> REQUIREMENT
Please state the number of lines in the entries below where the word "Cambiar" appears. Include nothing else.

> INPUT MATERIAL
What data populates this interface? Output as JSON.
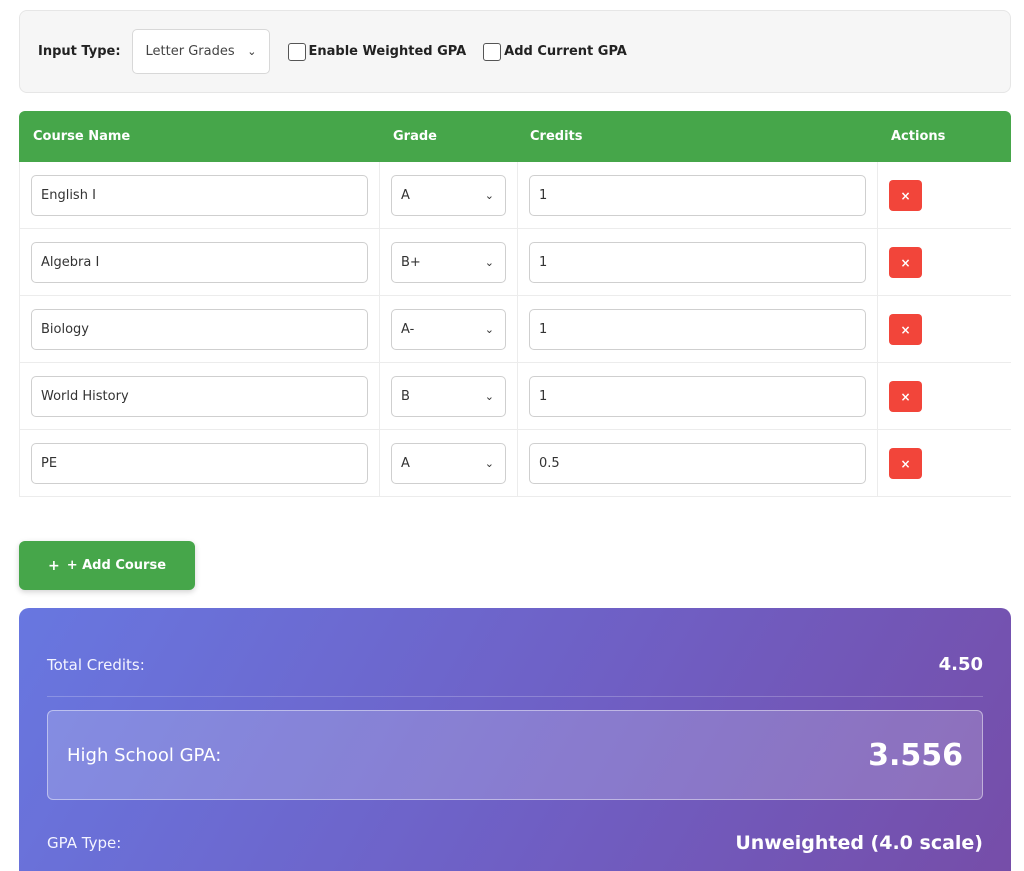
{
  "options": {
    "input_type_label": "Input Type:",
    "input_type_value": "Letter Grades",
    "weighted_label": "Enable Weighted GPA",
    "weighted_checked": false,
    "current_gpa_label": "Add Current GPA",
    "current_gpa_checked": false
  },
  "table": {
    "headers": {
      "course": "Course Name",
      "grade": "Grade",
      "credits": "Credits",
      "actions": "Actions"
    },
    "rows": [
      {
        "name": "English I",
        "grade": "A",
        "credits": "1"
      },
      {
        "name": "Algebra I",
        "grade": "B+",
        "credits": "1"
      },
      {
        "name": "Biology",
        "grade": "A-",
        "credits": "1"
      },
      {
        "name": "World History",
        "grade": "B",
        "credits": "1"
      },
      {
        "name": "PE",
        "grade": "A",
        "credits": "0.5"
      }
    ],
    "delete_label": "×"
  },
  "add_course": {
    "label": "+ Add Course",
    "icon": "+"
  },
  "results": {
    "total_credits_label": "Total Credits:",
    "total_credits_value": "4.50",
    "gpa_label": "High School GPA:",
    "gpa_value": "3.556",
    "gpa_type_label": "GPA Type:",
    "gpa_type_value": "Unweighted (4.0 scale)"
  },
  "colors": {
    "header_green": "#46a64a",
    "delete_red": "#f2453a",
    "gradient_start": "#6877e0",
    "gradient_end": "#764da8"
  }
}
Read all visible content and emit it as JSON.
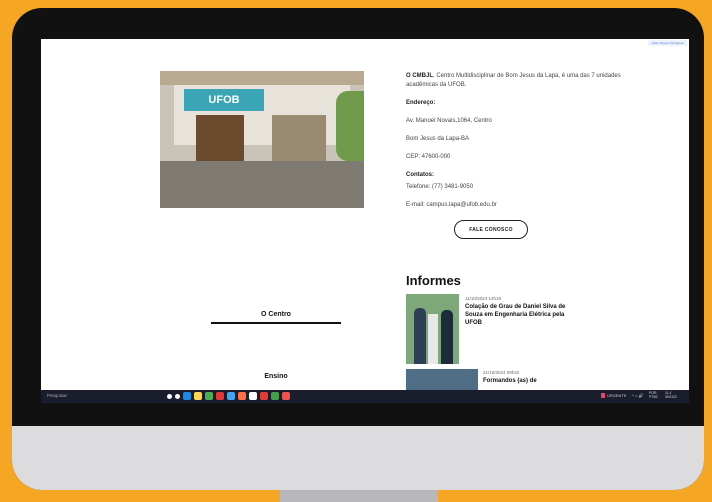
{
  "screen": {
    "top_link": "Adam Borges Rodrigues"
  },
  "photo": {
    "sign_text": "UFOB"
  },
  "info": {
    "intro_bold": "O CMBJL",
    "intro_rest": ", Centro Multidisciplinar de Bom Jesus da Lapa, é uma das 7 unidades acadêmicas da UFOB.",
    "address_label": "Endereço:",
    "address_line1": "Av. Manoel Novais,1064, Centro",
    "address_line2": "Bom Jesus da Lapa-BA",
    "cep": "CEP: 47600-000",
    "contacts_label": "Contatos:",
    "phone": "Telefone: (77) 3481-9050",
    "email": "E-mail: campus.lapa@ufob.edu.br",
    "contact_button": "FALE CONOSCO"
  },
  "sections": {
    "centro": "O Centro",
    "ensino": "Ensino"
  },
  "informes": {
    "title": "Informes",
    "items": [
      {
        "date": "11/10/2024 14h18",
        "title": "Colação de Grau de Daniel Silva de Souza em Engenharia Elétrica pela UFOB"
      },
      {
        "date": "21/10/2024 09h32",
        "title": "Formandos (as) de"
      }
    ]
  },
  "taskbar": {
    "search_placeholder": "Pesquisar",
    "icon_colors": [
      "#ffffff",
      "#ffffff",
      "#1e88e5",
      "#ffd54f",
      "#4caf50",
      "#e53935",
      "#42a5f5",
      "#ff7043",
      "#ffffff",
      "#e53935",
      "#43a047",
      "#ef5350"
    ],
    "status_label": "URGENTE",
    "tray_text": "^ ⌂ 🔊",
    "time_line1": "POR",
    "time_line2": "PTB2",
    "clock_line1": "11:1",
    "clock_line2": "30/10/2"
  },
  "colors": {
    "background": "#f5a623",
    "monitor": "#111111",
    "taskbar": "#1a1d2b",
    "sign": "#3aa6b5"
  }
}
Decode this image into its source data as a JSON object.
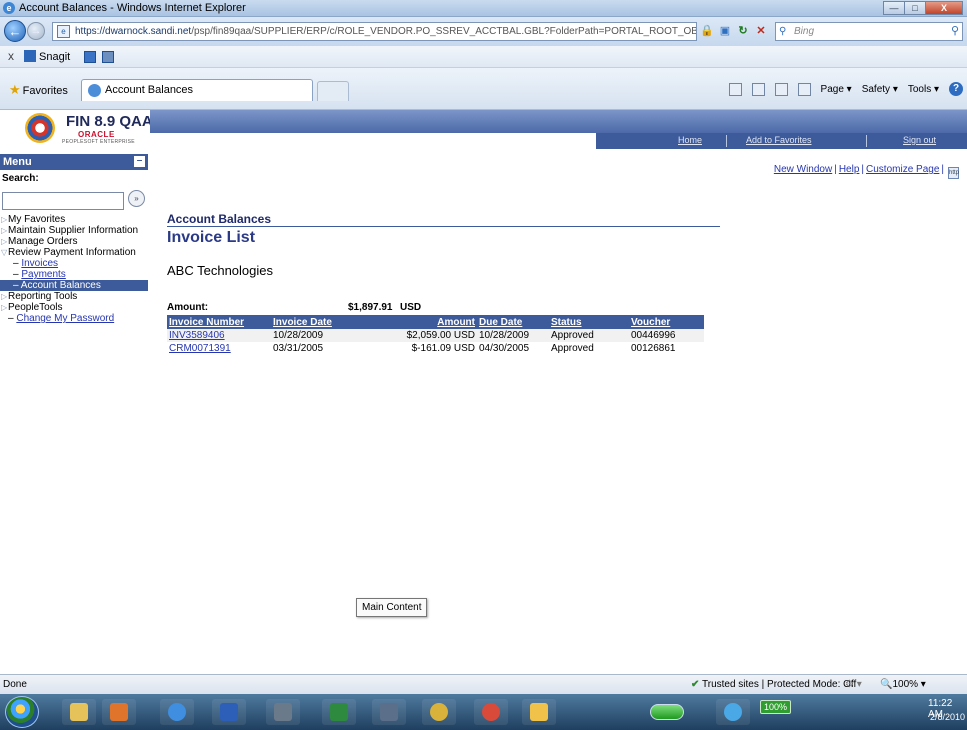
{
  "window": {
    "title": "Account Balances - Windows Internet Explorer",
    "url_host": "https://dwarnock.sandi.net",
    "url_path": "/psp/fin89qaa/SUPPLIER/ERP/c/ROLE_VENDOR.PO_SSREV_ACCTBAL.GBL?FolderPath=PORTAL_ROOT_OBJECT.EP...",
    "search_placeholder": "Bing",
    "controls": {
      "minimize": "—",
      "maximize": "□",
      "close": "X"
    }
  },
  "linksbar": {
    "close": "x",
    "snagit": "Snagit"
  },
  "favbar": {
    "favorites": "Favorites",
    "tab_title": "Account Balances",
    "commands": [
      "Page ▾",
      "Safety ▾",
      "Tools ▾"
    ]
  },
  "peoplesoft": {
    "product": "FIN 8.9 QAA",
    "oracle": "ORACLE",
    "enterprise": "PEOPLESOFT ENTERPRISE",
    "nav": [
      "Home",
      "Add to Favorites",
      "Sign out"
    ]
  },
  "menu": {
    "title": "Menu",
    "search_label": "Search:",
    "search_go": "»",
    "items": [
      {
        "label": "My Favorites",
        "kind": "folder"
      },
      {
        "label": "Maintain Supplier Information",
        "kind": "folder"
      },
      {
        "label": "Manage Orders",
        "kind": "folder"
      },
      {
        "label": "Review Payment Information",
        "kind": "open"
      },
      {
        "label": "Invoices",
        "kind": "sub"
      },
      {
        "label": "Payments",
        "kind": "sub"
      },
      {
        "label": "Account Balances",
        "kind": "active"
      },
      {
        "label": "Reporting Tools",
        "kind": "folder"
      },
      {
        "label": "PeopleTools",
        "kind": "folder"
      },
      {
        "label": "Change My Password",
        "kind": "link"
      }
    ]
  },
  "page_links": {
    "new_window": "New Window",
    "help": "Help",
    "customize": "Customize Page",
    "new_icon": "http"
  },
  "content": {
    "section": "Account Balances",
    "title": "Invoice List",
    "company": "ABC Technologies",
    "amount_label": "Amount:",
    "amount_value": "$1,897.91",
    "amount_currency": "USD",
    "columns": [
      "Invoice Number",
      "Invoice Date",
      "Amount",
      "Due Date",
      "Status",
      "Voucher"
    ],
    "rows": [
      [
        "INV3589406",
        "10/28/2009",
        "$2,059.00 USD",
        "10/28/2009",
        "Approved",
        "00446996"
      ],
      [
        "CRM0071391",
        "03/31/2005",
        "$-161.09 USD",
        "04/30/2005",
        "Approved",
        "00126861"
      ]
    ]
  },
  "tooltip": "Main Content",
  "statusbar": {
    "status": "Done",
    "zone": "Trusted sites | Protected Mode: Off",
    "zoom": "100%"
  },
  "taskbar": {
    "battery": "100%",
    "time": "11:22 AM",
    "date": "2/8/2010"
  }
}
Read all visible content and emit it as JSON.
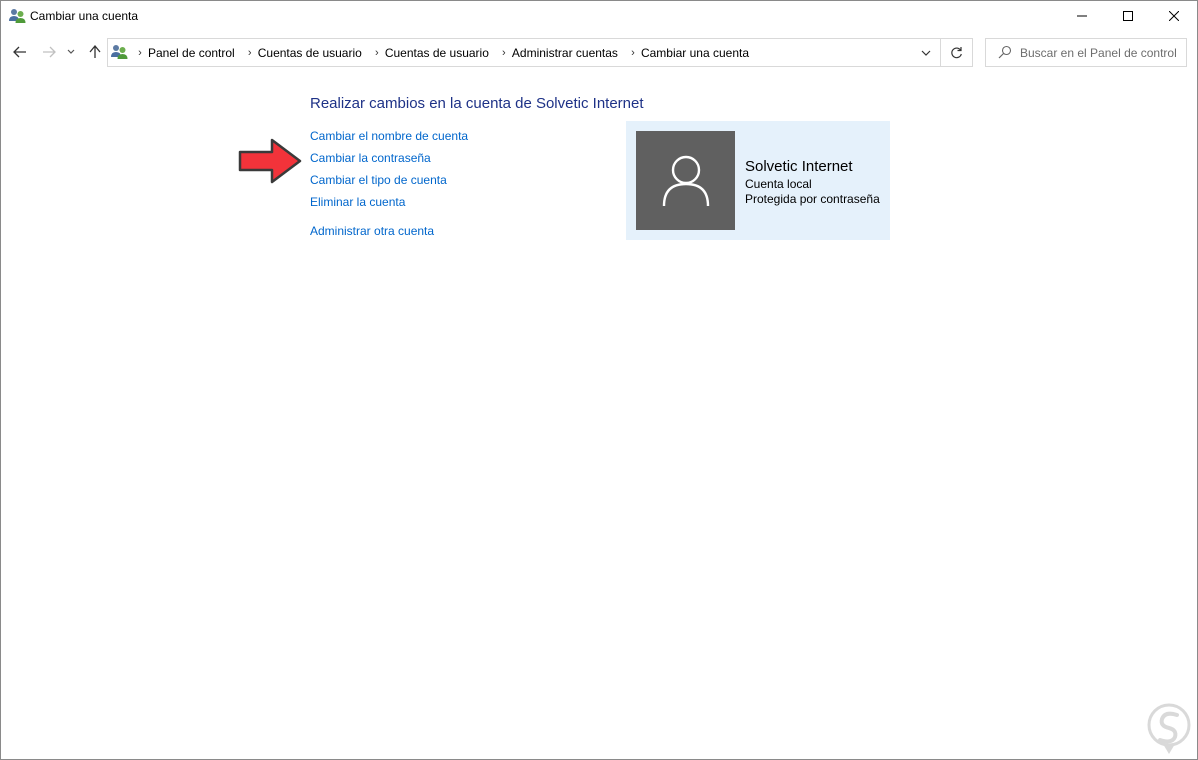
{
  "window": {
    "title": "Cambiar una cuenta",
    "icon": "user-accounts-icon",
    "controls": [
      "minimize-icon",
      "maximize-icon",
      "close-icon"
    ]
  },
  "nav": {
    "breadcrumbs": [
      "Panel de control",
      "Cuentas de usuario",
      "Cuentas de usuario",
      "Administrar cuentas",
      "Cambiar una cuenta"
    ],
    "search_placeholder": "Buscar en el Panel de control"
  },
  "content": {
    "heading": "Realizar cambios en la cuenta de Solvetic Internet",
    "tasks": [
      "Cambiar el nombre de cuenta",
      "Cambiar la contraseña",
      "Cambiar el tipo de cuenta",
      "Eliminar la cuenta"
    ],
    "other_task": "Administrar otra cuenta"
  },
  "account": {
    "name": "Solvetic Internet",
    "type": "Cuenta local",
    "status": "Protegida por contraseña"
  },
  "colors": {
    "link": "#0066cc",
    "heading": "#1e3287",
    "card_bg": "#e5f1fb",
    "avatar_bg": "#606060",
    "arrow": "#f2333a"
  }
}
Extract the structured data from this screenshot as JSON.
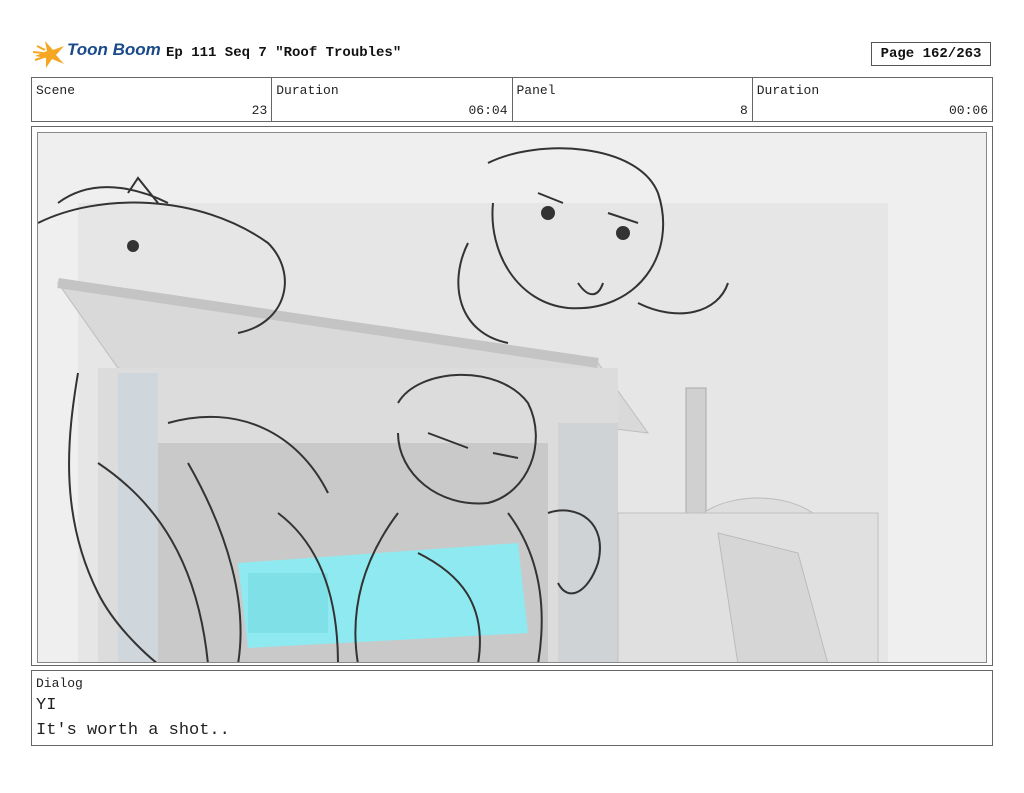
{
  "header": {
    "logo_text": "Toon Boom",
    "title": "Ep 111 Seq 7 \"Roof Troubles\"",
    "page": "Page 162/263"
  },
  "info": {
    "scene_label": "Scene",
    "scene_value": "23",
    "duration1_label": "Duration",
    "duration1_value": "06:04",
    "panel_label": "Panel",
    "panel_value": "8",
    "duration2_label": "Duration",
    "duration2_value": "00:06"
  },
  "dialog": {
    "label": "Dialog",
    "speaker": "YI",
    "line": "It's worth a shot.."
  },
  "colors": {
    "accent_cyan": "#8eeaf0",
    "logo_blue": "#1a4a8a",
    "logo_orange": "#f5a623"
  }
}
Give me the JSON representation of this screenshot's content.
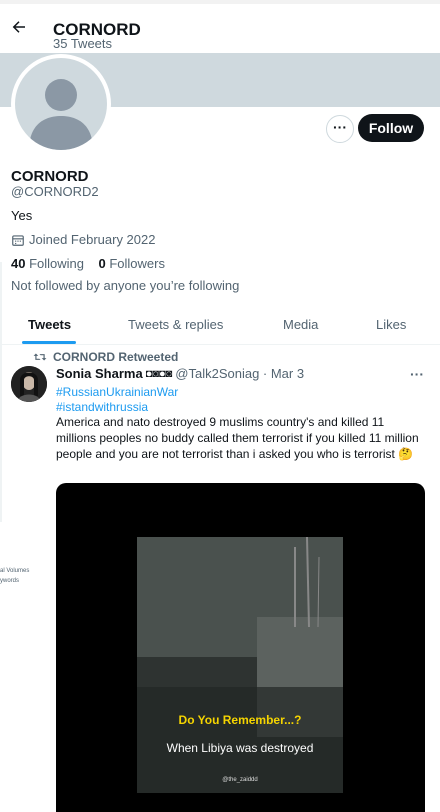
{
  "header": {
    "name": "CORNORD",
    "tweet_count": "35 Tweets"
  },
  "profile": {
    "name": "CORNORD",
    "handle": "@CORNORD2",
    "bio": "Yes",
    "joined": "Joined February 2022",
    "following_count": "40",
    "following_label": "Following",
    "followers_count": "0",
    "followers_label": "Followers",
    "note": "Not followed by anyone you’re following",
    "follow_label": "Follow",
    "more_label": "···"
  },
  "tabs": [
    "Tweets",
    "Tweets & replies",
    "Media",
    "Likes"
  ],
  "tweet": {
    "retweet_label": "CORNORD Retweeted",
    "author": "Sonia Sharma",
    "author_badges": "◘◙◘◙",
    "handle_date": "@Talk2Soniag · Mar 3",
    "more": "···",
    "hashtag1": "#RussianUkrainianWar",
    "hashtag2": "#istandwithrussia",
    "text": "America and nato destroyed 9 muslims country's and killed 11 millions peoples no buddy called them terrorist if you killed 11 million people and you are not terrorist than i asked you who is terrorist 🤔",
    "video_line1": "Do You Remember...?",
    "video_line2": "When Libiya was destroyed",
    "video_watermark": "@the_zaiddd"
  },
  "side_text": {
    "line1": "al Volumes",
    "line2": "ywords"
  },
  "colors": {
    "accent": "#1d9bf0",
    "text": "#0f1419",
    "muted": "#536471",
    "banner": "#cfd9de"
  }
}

> EXERCISE OUTPUT
5